Board chief wanted prosecution of resident
DIXON – Lee County State’s Attorney Henry Dixon says people are allowed to record public meetings.
Last month, County Board Chairman Jim Seeberg, R-Ashton, announced at a board meeting that he requested a felony prosecution of a resident for recording a meeting of the board’s Executive Committee, which is open to the public.
He said he referred the matter to the state’s attorney’s office.
Dixon has declined to comment to Sauk Valley Media on the issue. He told the County Board’s Finance Committee last week, however, that taping meetings was legal under the Open Meetings Act, according to the meeting minutes.
He also said the county needs to establish procedures for meetings, including the recording of them.
In calling for a prosecution, Seeberg said people must get the consent of everyone present before recording a meeting, which is what the state’s eavesdropping law requires.
Two County Board members, Rick Ketchum, D-Amboy, and Judy Truckenbrod, R-West Brooklyn, have said the law allows people to record meetings, but they suggested people notify others beforehand as a courtesy.
The Citizen Advocacy Center, an Elmhurst-based watchdog group, agreed the public has the right to record.

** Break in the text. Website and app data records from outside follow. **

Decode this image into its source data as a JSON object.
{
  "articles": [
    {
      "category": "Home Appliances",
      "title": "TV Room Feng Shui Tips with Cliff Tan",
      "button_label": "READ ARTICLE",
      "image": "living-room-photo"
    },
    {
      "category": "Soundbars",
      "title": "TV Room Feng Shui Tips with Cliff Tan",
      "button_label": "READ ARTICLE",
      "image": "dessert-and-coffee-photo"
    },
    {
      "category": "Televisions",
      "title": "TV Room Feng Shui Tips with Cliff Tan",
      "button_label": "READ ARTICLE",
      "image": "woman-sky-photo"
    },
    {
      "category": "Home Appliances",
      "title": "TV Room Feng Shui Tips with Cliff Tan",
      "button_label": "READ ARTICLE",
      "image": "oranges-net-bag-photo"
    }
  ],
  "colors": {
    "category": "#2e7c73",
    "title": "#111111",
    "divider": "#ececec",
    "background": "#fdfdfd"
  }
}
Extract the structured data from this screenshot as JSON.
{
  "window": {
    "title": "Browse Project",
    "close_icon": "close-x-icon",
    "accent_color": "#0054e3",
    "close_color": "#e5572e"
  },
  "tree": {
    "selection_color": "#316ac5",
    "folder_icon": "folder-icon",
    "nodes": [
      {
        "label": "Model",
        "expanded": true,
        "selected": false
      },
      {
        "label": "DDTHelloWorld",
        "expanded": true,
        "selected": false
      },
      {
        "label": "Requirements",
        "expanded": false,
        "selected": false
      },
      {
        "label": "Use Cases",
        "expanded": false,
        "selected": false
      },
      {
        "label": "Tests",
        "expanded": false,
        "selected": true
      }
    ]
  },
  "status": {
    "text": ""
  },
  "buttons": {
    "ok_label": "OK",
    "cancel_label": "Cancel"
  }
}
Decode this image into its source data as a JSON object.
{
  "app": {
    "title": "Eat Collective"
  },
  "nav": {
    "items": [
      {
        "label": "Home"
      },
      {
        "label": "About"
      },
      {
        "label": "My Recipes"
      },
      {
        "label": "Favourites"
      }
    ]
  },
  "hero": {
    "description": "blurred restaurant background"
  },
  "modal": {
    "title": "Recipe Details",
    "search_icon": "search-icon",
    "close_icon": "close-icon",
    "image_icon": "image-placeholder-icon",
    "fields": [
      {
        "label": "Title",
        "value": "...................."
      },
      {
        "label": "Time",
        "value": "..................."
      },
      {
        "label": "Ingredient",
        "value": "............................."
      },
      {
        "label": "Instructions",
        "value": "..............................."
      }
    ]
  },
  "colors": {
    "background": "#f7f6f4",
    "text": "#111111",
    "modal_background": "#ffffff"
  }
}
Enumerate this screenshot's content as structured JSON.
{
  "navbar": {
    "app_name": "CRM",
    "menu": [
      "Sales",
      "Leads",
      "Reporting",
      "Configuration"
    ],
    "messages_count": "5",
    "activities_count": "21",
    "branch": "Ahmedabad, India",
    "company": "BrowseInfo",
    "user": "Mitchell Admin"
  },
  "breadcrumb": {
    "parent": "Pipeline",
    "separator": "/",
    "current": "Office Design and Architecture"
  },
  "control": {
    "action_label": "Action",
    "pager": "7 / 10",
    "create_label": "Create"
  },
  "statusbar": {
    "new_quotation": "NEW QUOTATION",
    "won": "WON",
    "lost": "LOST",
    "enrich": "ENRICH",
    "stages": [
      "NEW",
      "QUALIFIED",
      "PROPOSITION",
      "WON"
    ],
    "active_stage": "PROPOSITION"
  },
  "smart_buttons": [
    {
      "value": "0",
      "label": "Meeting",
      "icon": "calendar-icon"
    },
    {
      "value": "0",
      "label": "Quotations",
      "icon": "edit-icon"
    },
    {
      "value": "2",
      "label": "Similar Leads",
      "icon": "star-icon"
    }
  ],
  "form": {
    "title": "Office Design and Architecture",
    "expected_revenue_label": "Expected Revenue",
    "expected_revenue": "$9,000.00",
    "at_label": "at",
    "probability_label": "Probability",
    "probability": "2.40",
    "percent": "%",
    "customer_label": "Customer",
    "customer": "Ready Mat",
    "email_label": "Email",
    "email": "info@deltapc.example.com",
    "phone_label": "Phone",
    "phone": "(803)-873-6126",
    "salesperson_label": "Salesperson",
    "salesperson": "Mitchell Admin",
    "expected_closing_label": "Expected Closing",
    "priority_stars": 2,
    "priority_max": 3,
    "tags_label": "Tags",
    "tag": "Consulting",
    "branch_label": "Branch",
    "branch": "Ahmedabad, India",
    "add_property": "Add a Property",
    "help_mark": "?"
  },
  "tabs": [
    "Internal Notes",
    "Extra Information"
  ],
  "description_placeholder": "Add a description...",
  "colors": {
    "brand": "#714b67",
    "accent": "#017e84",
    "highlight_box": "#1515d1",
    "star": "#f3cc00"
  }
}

Anna Sacco-Miller, a Republican facing Dixon in the state’s attorney’s race in November, said recently that she wouldn’t prosecute people for recording public meetings governed by the state Open Meetings Act.
She, too, said it would be courteous if people told others beforehand that they were recording.
John Kelley, the Franklin Grove resident who recorded the recent meeting, said he had the right to do so.
He posted the audio of last month’s Executive Committee meeting on YouTube.